Struggling with walking on eggshells around your loved one with an eating disorder?
Walking on eggshells is something a lot of loved one’s struggle with. A loved one wants the best for the person they are helping support in recovery from an eating disorder. However, sometimes the things said to someone with an eating disorder can be more harmful than helpful. I will discuss below how to crack the eggshells that are in place if you are a loved one reading this and are currently walking on eggshells.
In order to crack the eggshells, it is important to strengthen the communication skills people have. In order to master those skills, the loved ones must learn how to communicate. In order to become less harmful and more supportive as a loved one, especially in the beginning stages of recovery, they must practice.
Another way to crack eggshells is ask your loved one about their triggers. In order to effectively support a loved one, it is important to understand what their triggers are. Certain subjects, phrases, or even words can be triggering to someone, and it is important to check in with that person to see where they are. When someone shares the things that are helpful in terms of support and not helpful it can improve communication between two people greatly.
The use of tone and style when communicating plays a big role in how it comes across to your loved one. Sometimes communication can be one of the hardest aspects of helping support someone with an eating disorder. Understandably, everyone communicates differently. Listed below are communication styles and the impact of the use of tone and more.
Passive communication can often look like avoiding conflict or lacking to share concerns or feelings.
Passive aggressive communicators often become frustrated but lack to vocalize it. Behaviors like silent treatment, sarcasm, and others are example of being passive aggressive.
Aggressive behavior can look like being controlling, unkind, confrontational, blaming, interrupting, and more. It is really important to refrain from using passive, passive aggressive, and aggressive behavior when communicating. Using these forms of communication is ineffective and unproductive for a conversation and one’s own well-being. Studies have shown that aggressive communicators often struggle to accept fault and place blame upon others.

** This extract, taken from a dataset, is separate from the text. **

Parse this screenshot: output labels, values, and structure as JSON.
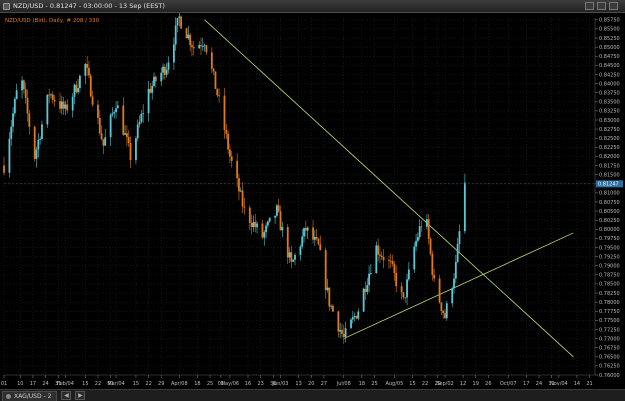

Using assertive communication is standing up for yourself that does not violate or cross other people’s boundaries. Directly, honestly, stating your thoughts is the best form of communication. Behaviors like acknowledging both sides, balancing one’s rights with the rights of others, acknowledging harm that may have been caused, and considering the other person. Assertive communication is effectively asserting wants, expectations, thoughts and emotions.
Improving communication changes things
Understanding the impact communication styles have upon a loved one is essential. In order to effectively support a loved one, proper communication and boundaries is important to establish. Feel free to reach out to Gemmed if you have any additional questions or are looking for support.